We agree with plaintiff that G.S. 20-161 is not violated when the operator of a motor vehicle stops momentarily upon the streets or highway in order to undertake another movement and that the words “park” and “leave standing” as used in the statute do not include “a mere temporary or momentary stoppage on the highway for a necessary purpose when there is no intent to break the continuity of travel”. Faison v. Trucking Co., 266 N.C. 383, 390, 146 S.E. 2d 450 (1966). In fact, we note that the judge so charged the jury in stating defendant’s contention that G.S. 20-161 was applicable in this case. However, we conclude that based upon all the evidence the jury could reasonably find that when Mrs. Spivey stopped her automobile she intended to park or leave it standing a sufficient length of time to break the continuity of travel. There was no error in *321submitting the question of whether the statute was applicable in this-case to the jury.
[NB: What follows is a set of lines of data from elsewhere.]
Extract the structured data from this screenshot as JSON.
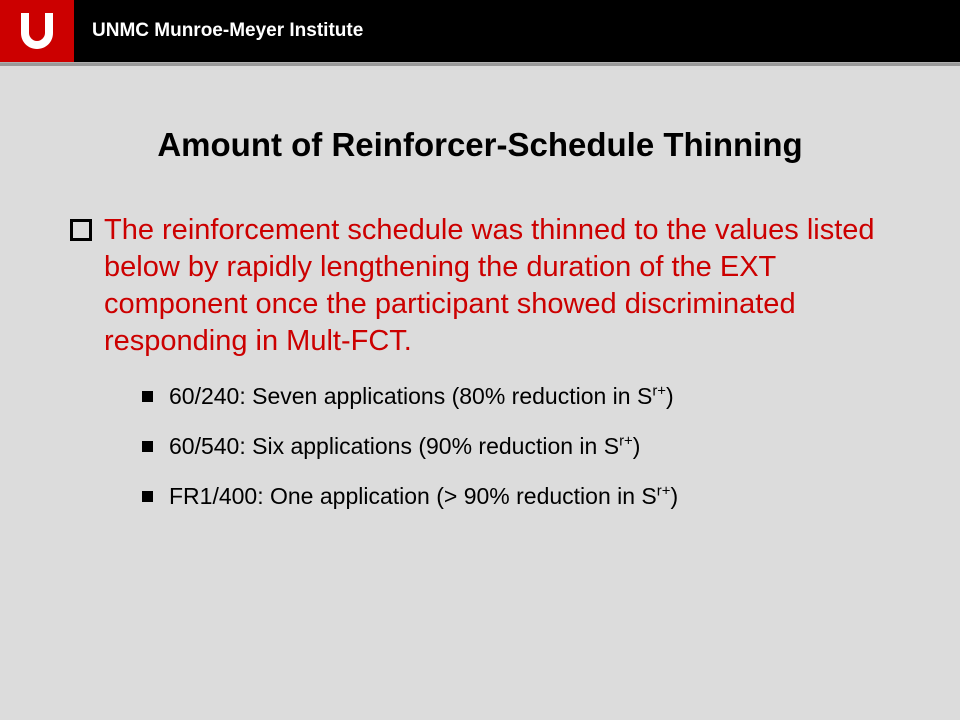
{
  "header": {
    "institute": "UNMC Munroe-Meyer Institute"
  },
  "slide": {
    "title": "Amount of Reinforcer-Schedule Thinning",
    "main_bullet": "The reinforcement schedule was thinned to the values listed below by rapidly lengthening the duration of the EXT component once the participant showed discriminated responding in Mult-FCT.",
    "sub_bullets": [
      {
        "prefix": "60/240: Seven applications (80% reduction in S",
        "sup": "r+",
        "suffix": ")"
      },
      {
        "prefix": "60/540: Six applications (90% reduction in S",
        "sup": "r+",
        "suffix": ")"
      },
      {
        "prefix": "FR1/400: One application (> 90% reduction in S",
        "sup": "r+",
        "suffix": ")"
      }
    ]
  }
}
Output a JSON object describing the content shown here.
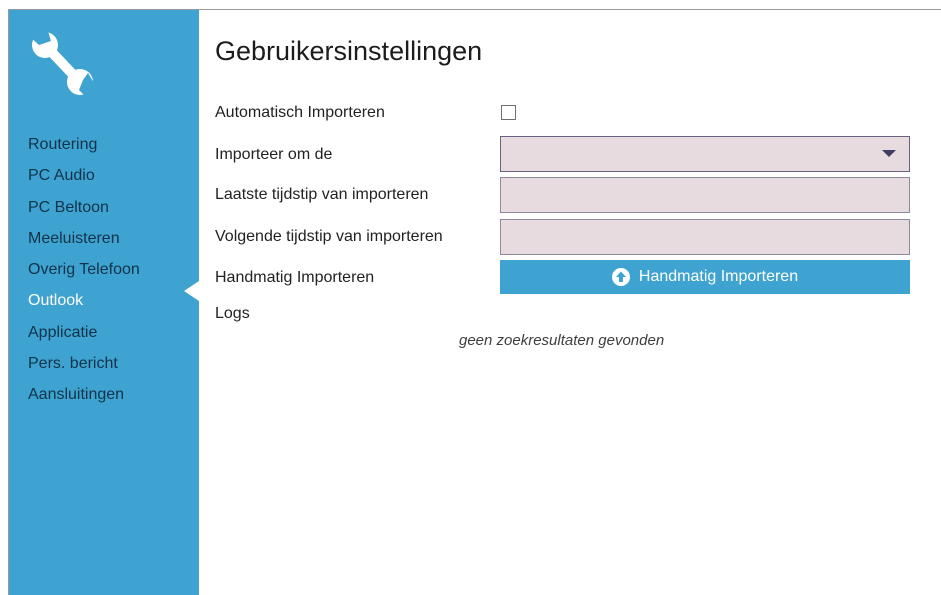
{
  "sidebar": {
    "logo_icon": "wrench-icon",
    "accent_color": "#3ea3d0",
    "items": [
      {
        "label": "Routering",
        "active": false
      },
      {
        "label": "PC Audio",
        "active": false
      },
      {
        "label": "PC Beltoon",
        "active": false
      },
      {
        "label": "Meeluisteren",
        "active": false
      },
      {
        "label": "Overig Telefoon",
        "active": false
      },
      {
        "label": "Outlook",
        "active": true
      },
      {
        "label": "Applicatie",
        "active": false
      },
      {
        "label": "Pers. bericht",
        "active": false
      },
      {
        "label": "Aansluitingen",
        "active": false
      }
    ]
  },
  "main": {
    "title": "Gebruikersinstellingen",
    "auto_import": {
      "label": "Automatisch Importeren",
      "checked": false
    },
    "interval": {
      "label": "Importeer om de",
      "value": ""
    },
    "last_import": {
      "label": "Laatste tijdstip van importeren",
      "value": ""
    },
    "next_import": {
      "label": "Volgende tijdstip van importeren",
      "value": ""
    },
    "manual_import": {
      "label": "Handmatig Importeren",
      "button_label": "Handmatig Importeren",
      "button_icon": "upload-arrow-icon"
    },
    "logs": {
      "label": "Logs",
      "empty_text": "geen zoekresultaten gevonden"
    }
  }
}
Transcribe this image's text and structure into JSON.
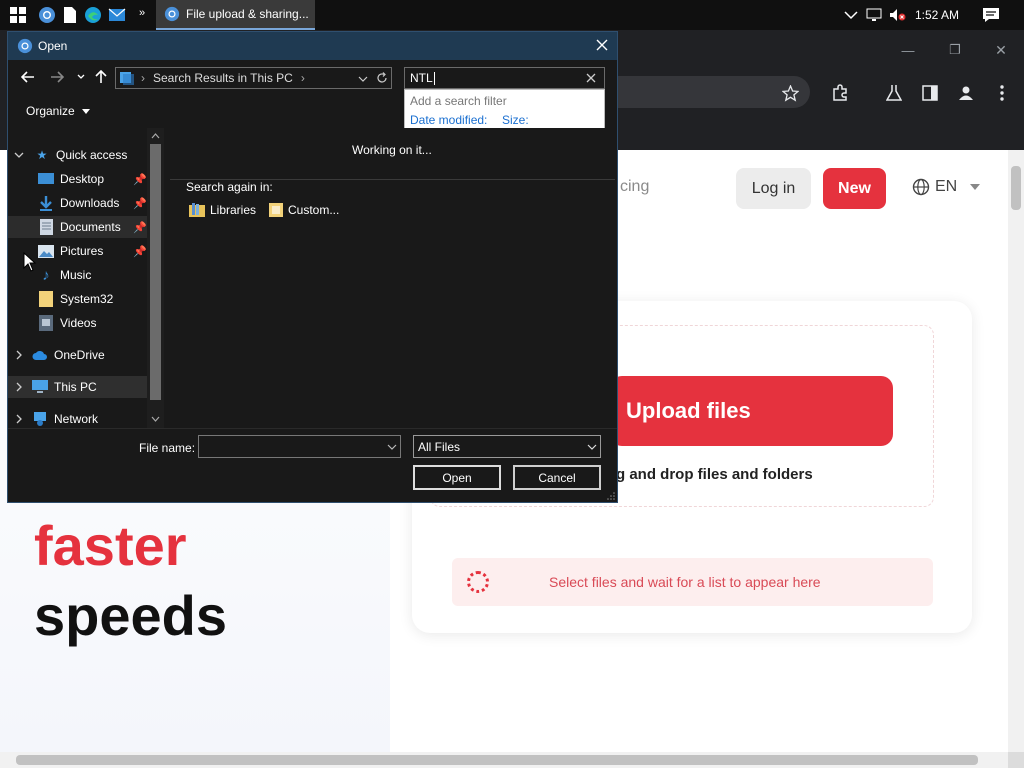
{
  "taskbar": {
    "active_task_label": "File upload & sharing...",
    "time": "1:52 AM",
    "icons": [
      "windows-start-icon",
      "chrome-icon",
      "file-icon",
      "edge-icon",
      "mail-icon",
      "overflow-chevrons-icon",
      "network-icon",
      "volume-muted-icon",
      "notification-icon"
    ]
  },
  "browser": {
    "controls": {
      "minimize": "—",
      "maximize": "❐",
      "close": "✕"
    },
    "nav": {
      "pricing_partial": "cing",
      "login": "Log in",
      "new": "New",
      "language": "EN"
    },
    "hero": {
      "line_red": "faster",
      "line_black": "speeds"
    },
    "upload": {
      "button": "Upload files",
      "drag_text": "g and drop files and folders",
      "empty_list": "Select files and wait for a list to appear here"
    },
    "colors": {
      "brand": "#e5323e",
      "list_bg": "#fdeeee"
    }
  },
  "dialog": {
    "title": "Open",
    "address": "Search Results in This PC",
    "search_value": "NTL",
    "search_dropdown": {
      "title": "Add a search filter",
      "filter_date": "Date modified:",
      "filter_size": "Size:"
    },
    "organize": "Organize",
    "sidebar": {
      "quick_access": "Quick access",
      "items": [
        {
          "label": "Desktop",
          "pinned": true
        },
        {
          "label": "Downloads",
          "pinned": true
        },
        {
          "label": "Documents",
          "pinned": true
        },
        {
          "label": "Pictures",
          "pinned": true
        },
        {
          "label": "Music",
          "pinned": false
        },
        {
          "label": "System32",
          "pinned": false
        },
        {
          "label": "Videos",
          "pinned": false
        }
      ],
      "onedrive": "OneDrive",
      "this_pc": "This PC",
      "network": "Network"
    },
    "status": "Working on it...",
    "search_again": {
      "label": "Search again in:",
      "libraries": "Libraries",
      "custom": "Custom..."
    },
    "file_name_label": "File name:",
    "file_name_value": "",
    "file_type": "All Files",
    "open_button": "Open",
    "cancel_button": "Cancel"
  }
}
[3] Plaintiff’s final contention is that the trial court erred when it instructed the jury that the plaintiff’s intestate was guilty of negligence when she stopped on the highway if there was no necessary purpose to the stopping. This contention also is without merit. The portion of the charge to which the plaintiff objects was in fact only a statement by the trial judge of one of the defendant’s contentions. Defendant alleged in her answer and argued to the jury that Mrs. Spivey violated G.S. 20-161 and that such violation constituted contributory negligence on her part. She further contended there was nothing from the evidence indicating Mrs. Spivey1 stopped for any necessary purpose. We find the court accurately stated the defendant’s contentions. This assignment of error is overruled.

No error.

Chief Judge Brock and Judge Martin concur.